(Entries from a dataset of interfaces)
Segment Open

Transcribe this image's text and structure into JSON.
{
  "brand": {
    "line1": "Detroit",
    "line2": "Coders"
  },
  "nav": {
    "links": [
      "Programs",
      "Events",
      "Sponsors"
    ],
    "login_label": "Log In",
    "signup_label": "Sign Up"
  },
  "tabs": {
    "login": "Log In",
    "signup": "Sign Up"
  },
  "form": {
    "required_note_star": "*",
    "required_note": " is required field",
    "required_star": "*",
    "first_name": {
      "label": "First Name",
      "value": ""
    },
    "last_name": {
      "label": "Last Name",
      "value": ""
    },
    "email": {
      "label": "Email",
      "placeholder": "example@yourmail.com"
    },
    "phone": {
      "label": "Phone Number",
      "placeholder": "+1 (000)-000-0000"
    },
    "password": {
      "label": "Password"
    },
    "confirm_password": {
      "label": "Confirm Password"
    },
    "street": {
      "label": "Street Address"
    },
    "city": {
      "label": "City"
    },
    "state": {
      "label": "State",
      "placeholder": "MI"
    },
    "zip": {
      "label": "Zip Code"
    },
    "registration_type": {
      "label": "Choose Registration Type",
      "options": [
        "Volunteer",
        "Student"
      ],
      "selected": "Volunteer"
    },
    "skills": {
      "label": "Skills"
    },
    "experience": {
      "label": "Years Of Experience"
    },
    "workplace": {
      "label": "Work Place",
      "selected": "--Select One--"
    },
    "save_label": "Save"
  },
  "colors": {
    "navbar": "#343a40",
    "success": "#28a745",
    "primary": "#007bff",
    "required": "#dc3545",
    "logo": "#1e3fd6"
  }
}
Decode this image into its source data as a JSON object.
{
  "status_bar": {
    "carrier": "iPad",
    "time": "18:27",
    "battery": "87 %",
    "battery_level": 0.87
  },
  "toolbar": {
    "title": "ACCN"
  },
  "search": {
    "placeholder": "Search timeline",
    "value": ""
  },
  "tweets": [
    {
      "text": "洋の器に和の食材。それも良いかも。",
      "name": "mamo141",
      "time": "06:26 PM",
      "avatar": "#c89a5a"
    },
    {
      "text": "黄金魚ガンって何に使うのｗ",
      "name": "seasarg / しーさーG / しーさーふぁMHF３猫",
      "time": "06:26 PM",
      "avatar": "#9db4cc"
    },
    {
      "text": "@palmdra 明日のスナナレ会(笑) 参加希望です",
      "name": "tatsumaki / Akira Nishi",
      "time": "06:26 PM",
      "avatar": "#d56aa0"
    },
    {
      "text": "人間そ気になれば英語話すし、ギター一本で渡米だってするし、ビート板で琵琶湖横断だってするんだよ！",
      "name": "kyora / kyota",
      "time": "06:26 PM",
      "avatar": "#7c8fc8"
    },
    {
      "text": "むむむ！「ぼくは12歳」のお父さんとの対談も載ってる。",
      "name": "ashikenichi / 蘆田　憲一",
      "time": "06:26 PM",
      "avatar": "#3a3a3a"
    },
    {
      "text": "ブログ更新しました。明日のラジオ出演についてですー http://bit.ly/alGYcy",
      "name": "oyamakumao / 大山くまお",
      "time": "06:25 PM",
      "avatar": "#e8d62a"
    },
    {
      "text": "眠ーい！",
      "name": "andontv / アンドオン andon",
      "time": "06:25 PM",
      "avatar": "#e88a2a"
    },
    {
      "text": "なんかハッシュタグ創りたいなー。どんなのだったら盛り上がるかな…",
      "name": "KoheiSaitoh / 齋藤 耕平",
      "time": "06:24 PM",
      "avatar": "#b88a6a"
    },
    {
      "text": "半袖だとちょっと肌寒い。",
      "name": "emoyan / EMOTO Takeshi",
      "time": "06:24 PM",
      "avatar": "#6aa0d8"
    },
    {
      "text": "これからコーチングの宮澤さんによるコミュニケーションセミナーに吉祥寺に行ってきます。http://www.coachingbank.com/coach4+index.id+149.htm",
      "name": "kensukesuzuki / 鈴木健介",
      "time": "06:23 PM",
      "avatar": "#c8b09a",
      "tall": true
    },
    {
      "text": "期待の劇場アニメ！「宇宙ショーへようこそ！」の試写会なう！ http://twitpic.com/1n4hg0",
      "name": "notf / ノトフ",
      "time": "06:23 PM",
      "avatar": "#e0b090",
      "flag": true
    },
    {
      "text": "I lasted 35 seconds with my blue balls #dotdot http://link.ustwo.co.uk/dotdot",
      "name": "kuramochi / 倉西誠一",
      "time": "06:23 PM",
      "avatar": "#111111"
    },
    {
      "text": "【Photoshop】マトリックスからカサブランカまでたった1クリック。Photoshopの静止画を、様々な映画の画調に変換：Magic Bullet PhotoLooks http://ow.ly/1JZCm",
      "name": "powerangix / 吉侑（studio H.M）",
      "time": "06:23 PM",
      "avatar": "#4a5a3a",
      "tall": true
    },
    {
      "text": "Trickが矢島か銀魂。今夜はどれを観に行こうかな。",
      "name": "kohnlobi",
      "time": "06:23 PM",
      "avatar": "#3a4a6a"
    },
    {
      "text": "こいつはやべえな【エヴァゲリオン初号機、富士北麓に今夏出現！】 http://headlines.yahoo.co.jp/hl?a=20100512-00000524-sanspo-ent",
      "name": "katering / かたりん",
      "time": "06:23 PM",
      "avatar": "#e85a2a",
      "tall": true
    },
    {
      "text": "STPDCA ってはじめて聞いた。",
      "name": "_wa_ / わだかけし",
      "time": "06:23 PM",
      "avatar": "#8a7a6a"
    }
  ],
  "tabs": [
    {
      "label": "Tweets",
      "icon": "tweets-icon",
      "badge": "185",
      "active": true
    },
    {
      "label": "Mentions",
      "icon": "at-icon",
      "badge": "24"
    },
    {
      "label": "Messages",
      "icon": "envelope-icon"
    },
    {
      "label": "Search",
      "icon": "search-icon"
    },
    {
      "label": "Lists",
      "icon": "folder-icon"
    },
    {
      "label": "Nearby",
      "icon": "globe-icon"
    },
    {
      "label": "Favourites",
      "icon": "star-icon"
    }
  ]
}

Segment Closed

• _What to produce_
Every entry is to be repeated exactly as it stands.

• _Answer to the problem_
Transcribe this image's text and structure into JSON.
{
  "brand": {
    "line1": "Detroit",
    "line2": "Coders"
  },
  "nav": {
    "links": [
      "Programs",
      "Events",
      "Sponsors"
    ],
    "login_label": "Log In",
    "signup_label": "Sign Up"
  },
  "tabs": {
    "login": "Log In",
    "signup": "Sign Up"
  },
  "form": {
    "required_note_star": "*",
    "required_note": " is required field",
    "required_star": "*",
    "first_name": {
      "label": "First Name",
      "value": ""
    },
    "last_name": {
      "label": "Last Name",
      "value": ""
    },
    "email": {
      "label": "Email",
      "placeholder": "example@yourmail.com"
    },
    "phone": {
      "label": "Phone Number",
      "placeholder": "+1 (000)-000-0000"
    },
    "password": {
      "label": "Password"
    },
    "confirm_password": {
      "label": "Confirm Password"
    },
    "street": {
      "label": "Street Address"
    },
    "city": {
      "label": "City"
    },
    "state": {
      "label": "State",
      "placeholder": "MI"
    },
    "zip": {
      "label": "Zip Code"
    },
    "registration_type": {
      "label": "Choose Registration Type",
      "options": [
        "Volunteer",
        "Student"
      ],
      "selected": "Volunteer"
    },
    "skills": {
      "label": "Skills"
    },
    "experience": {
      "label": "Years Of Experience"
    },
    "workplace": {
      "label": "Work Place",
      "selected": "--Select One--"
    },
    "save_label": "Save"
  },
  "colors": {
    "navbar": "#343a40",
    "success": "#28a745",
    "primary": "#007bff",
    "required": "#dc3545",
    "logo": "#1e3fd6"
  }
}
Decode this image into its source data as a JSON object.
{
  "status_bar": {
    "carrier": "iPad",
    "time": "18:27",
    "battery": "87 %",
    "battery_level": 0.87
  },
  "toolbar": {
    "title": "ACCN"
  },
  "search": {
    "placeholder": "Search timeline",
    "value": ""
  },
  "tweets": [
    {
      "text": "洋の器に和の食材。それも良いかも。",
      "name": "mamo141",
      "time": "06:26 PM",
      "avatar": "#c89a5a"
    },
    {
      "text": "黄金魚ガンって何に使うのｗ",
      "name": "seasarg / しーさーG / しーさーふぁMHF３猫",
      "time": "06:26 PM",
      "avatar": "#9db4cc"
    },
    {
      "text": "@palmdra 明日のスナナレ会(笑) 参加希望です",
      "name": "tatsumaki / Akira Nishi",
      "time": "06:26 PM",
      "avatar": "#d56aa0"
    },
    {
      "text": "人間そ気になれば英語話すし、ギター一本で渡米だってするし、ビート板で琵琶湖横断だってするんだよ！",
      "name": "kyora / kyota",
      "time": "06:26 PM",
      "avatar": "#7c8fc8"
    },
    {
      "text": "むむむ！「ぼくは12歳」のお父さんとの対談も載ってる。",
      "name": "ashikenichi / 蘆田　憲一",
      "time": "06:26 PM",
      "avatar": "#3a3a3a"
    },
    {
      "text": "ブログ更新しました。明日のラジオ出演についてですー http://bit.ly/alGYcy",
      "name": "oyamakumao / 大山くまお",
      "time": "06:25 PM",
      "avatar": "#e8d62a"
    },
    {
      "text": "眠ーい！",
      "name": "andontv / アンドオン andon",
      "time": "06:25 PM",
      "avatar": "#e88a2a"
    },
    {
      "text": "なんかハッシュタグ創りたいなー。どんなのだったら盛り上がるかな…",
      "name": "KoheiSaitoh / 齋藤 耕平",
      "time": "06:24 PM",
      "avatar": "#b88a6a"
    },
    {
      "text": "半袖だとちょっと肌寒い。",
      "name": "emoyan / EMOTO Takeshi",
      "time": "06:24 PM",
      "avatar": "#6aa0d8"
    },
    {
      "text": "これからコーチングの宮澤さんによるコミュニケーションセミナーに吉祥寺に行ってきます。http://www.coachingbank.com/coach4+index.id+149.htm",
      "name": "kensukesuzuki / 鈴木健介",
      "time": "06:23 PM",
      "avatar": "#c8b09a",
      "tall": true
    },
    {
      "text": "期待の劇場アニメ！「宇宙ショーへようこそ！」の試写会なう！ http://twitpic.com/1n4hg0",
      "name": "notf / ノトフ",
      "time": "06:23 PM",
      "avatar": "#e0b090",
      "flag": true
    },
    {
      "text": "I lasted 35 seconds with my blue balls #dotdot http://link.ustwo.co.uk/dotdot",
      "name": "kuramochi / 倉西誠一",
      "time": "06:23 PM",
      "avatar": "#111111"
    },
    {
      "text": "【Photoshop】マトリックスからカサブランカまでたった1クリック。Photoshopの静止画を、様々な映画の画調に変換：Magic Bullet PhotoLooks http://ow.ly/1JZCm",
      "name": "powerangix / 吉侑（studio H.M）",
      "time": "06:23 PM",
      "avatar": "#4a5a3a",
      "tall": true
    },
    {
      "text": "Trickが矢島か銀魂。今夜はどれを観に行こうかな。",
      "name": "kohnlobi",
      "time": "06:23 PM",
      "avatar": "#3a4a6a"
    },
    {
      "text": "こいつはやべえな【エヴァゲリオン初号機、富士北麓に今夏出現！】 http://headlines.yahoo.co.jp/hl?a=20100512-00000524-sanspo-ent",
      "name": "katering / かたりん",
      "time": "06:23 PM",
      "avatar": "#e85a2a",
      "tall": true
    },
    {
      "text": "STPDCA ってはじめて聞いた。",
      "name": "_wa_ / わだかけし",
      "time": "06:23 PM",
      "avatar": "#8a7a6a"
    }
  ],
  "tabs": [
    {
      "label": "Tweets",
      "icon": "tweets-icon",
      "badge": "185",
      "active": true
    },
    {
      "label": "Mentions",
      "icon": "at-icon",
      "badge": "24"
    },
    {
      "label": "Messages",
      "icon": "envelope-icon"
    },
    {
      "label": "Search",
      "icon": "search-icon"
    },
    {
      "label": "Lists",
      "icon": "folder-icon"
    },
    {
      "label": "Nearby",
      "icon": "globe-icon"
    },
    {
      "label": "Favourites",
      "icon": "star-icon"
    }
  ]
}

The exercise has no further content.